Get our newsletters

End of an Era: After 75 years, R&S Keystone Diner serves its last meal


They came by the hundreds Thursday night to say goodbye to an old friend, to remember the good moments, to soak up the happy vibes one last time. They hugged and laughed, smiled and shook hands. Some fought back tears as they remembered special moments with loved ones and contemplated a future without their comfortable home away from home.

It was part somber funeral, part upbeat celebration of life. After 75 years, the R&S Keystone Diner in Hilltown, which meant so much to so many, served its last meal. In a couple of months, it will become a dentist’s office.

The news of the diner’s demise shook longtime customers. Although she had heard rumors for a couple of weeks, the reality didn’t set in for Margaret Klos until Saturday when she saw the sign outside.

“I broke down and cried,” says the Upper Gwynedd resident. She planned to order the veal cutlet Parmesan, her late dad’s favorite dish.

For Dan Yocum, the 31-year-old Souderton Borough mayor who grew up eating chicken croquettes with his grandparents at the R&S, seeing the diner close “feels like the end of an era.”

It was a sentiment shared by just about everyone who passed through the diner doors that night, waiting patiently in a long line that, at times, stretched down the steps and into the parking lot, anxious for a final chance to sit at the counter, in a booth, or at a table in the dining room and order “some home-cooked Dutchie food,” as one longtime customer said.

Whether you ordered the broiled grouper or fried shrimp, or had bacon and eggs with toast, each meal was special because of the food as well as the people who served it, customers said. Some say the R&S dressing, a Russian dressing lookalike, was so good they could make a meal of it with just some lettuce.

Heather Pail, a Harleysville native who now lives in Boyertown, made a special trip last week just to pick up a quart of the creamy dressing.

“Who thought that a single food item could represent so many memories?” asked Pail. “That dressing reminds me of my mom who craved it while she carried me and my two sisters. It reminds me of dinners with my dad. My parents would even drive to Kutztown with a chef salad for a lonely college student so I’d have a taste of home.”

Some people, like Mike and Linda Holnick, of Quakertown, made the R&S a Friday night routine for decades. “We knew if we didn’t get here by 5 o’clock we knew we’d be standing in line for a while,” laughed Mike Holnick.

That’s the legacy of the iconic diner, which opened in 1948 at Line Lexington Road and Route 309 in Hatfield Township, near where an auto dealership now stands. Owners Butch and Thelma Ruth called it the R&S Grill, then moved and changed the name when they bought The Keystone Diner on Old Bethlehem Pike in 1960.

Through harsh winters and broiling summers, through tough economic times, the growing popularity of chain restaurants, and a pandemic, the R&S was a place where customers knew they could count on a good meal served by friendly waitresses in a wholesome atmosphere.

"It's a family here," said owner Jo Ann Kerr, who has managed the diner since her parents passed away in 1981.

In many ways, Kerr was the heart and soul of the diner for the last three decades.

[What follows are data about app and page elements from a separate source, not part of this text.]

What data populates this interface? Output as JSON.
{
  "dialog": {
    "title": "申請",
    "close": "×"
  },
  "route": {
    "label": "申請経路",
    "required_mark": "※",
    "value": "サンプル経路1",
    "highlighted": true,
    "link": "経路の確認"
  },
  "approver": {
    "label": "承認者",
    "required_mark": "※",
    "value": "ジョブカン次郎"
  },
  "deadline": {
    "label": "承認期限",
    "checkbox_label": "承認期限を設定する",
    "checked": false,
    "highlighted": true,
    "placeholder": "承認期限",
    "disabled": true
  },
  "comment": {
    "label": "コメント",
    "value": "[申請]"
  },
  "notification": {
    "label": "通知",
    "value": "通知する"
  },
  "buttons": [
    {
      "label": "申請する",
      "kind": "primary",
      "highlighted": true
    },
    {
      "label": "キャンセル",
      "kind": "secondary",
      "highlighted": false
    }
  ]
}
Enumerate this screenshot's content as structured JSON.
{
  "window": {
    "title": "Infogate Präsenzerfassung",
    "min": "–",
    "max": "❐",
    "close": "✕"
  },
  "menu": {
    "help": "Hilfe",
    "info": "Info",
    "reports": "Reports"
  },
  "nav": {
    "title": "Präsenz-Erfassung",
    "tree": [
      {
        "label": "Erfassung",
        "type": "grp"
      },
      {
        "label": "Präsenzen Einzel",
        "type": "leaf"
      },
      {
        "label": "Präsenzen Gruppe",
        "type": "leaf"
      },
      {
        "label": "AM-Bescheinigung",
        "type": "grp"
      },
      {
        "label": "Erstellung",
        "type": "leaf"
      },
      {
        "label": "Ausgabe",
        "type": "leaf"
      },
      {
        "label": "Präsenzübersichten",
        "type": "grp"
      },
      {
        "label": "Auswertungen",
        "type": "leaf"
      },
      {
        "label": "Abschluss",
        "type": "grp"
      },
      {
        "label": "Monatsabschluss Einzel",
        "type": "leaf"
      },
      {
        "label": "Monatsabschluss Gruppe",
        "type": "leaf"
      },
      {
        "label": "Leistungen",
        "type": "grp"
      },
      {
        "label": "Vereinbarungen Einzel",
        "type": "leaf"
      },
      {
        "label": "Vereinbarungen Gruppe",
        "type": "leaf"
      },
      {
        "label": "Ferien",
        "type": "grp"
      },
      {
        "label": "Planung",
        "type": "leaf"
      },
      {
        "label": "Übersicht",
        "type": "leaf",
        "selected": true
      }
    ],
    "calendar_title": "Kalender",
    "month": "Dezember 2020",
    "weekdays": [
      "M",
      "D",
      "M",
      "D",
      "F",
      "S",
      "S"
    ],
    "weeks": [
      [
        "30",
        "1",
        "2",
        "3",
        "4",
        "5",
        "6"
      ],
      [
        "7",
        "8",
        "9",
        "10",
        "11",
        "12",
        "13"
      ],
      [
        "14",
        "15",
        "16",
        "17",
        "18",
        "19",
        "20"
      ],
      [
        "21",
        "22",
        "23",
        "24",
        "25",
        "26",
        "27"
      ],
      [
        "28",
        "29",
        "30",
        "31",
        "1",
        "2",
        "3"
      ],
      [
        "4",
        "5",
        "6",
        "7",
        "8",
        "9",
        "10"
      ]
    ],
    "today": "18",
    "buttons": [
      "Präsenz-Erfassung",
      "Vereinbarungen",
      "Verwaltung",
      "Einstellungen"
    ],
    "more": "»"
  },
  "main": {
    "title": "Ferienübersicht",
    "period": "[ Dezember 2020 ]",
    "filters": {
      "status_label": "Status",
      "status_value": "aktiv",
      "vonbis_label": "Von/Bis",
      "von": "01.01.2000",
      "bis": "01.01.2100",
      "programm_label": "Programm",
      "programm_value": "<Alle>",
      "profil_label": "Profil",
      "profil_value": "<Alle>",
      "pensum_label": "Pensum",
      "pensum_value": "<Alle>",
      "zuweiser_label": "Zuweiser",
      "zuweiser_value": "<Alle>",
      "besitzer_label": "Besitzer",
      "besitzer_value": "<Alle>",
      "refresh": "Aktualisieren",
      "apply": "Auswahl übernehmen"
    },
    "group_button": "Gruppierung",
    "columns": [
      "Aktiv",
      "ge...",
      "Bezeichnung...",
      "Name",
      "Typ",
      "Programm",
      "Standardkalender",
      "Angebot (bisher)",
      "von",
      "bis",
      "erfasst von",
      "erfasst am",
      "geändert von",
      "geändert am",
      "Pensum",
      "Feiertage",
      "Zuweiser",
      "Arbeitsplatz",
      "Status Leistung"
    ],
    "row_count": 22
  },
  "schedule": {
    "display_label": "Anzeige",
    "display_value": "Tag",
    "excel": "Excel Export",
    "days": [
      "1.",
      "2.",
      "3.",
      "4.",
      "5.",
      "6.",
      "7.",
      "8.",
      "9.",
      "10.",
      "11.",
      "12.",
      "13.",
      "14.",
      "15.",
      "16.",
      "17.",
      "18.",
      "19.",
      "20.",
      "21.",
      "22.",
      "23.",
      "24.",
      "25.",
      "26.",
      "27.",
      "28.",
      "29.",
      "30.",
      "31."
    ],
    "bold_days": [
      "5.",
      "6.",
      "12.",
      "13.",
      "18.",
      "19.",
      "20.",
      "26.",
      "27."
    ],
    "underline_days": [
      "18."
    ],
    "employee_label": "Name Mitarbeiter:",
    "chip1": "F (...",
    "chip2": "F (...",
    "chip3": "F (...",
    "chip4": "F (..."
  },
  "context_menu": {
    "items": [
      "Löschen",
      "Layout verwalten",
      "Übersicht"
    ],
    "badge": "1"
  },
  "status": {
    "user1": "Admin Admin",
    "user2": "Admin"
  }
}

She often greeted customers by name, watched her employees grow from teenager to adult, and did whatever she had to do to keep the atmosphere friendly and welcoming, even if it meant washing dishes or cleaning a bathroom.

About 150 current and former employees showed up Monday night for a surprise retirement party in Kerr’s honor. On Tuesday, Kerr and her staff held a Customer Appreciation Day, serving cake and coffee for anyone who stopped by. All Kerr asked in return was for everyone to write their name and year they first came to the diner on a piece of stained glass. At least a few indicated they had been customers for more than 50 years.

“It’s bittersweet,” she says. “All my customers are saying ‘I'm sad for me but happy for you.’”

Kerr’s not sure what the future holds. She plans to take a week off “and do nothing.” There’s an auction of restaurant equipment scheduled for June 17 that will put an exclamation point on the diner’s amazing ride.

“It’s been 75 years. You can’t go out on a higher note than that,” says Kerr. "I just hope my mom and dad are proud of me."

Join our readers whose generous donations are making it possible for you to read our news coverage. Help keep local journalism alive and our community strong. Donate today.